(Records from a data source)

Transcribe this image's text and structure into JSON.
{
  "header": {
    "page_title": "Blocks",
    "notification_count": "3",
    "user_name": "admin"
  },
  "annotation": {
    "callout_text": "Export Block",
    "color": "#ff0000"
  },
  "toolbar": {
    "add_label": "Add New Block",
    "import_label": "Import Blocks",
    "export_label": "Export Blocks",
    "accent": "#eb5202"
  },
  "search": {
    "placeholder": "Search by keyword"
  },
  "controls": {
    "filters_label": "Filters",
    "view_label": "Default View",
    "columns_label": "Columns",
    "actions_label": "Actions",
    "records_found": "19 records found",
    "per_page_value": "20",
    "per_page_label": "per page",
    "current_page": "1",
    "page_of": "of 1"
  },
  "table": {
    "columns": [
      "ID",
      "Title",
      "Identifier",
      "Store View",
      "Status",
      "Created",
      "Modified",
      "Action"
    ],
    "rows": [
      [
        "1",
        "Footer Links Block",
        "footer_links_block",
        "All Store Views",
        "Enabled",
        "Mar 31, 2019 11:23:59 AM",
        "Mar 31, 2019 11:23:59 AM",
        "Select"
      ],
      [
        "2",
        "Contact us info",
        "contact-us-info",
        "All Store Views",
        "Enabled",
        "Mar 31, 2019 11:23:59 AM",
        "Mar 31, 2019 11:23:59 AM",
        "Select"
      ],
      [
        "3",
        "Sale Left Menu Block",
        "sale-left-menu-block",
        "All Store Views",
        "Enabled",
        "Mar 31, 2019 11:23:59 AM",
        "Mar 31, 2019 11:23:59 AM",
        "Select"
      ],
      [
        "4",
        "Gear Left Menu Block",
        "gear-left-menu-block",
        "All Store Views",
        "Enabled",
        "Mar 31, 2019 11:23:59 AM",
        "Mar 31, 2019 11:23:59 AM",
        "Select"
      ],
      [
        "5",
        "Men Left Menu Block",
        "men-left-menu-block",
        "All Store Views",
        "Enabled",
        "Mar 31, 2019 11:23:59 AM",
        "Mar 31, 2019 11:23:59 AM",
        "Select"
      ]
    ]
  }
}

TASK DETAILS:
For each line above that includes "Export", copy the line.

WRITTEN RESPONSE:
    "callout_text": "Export Block",
    "export_label": "Export Blocks",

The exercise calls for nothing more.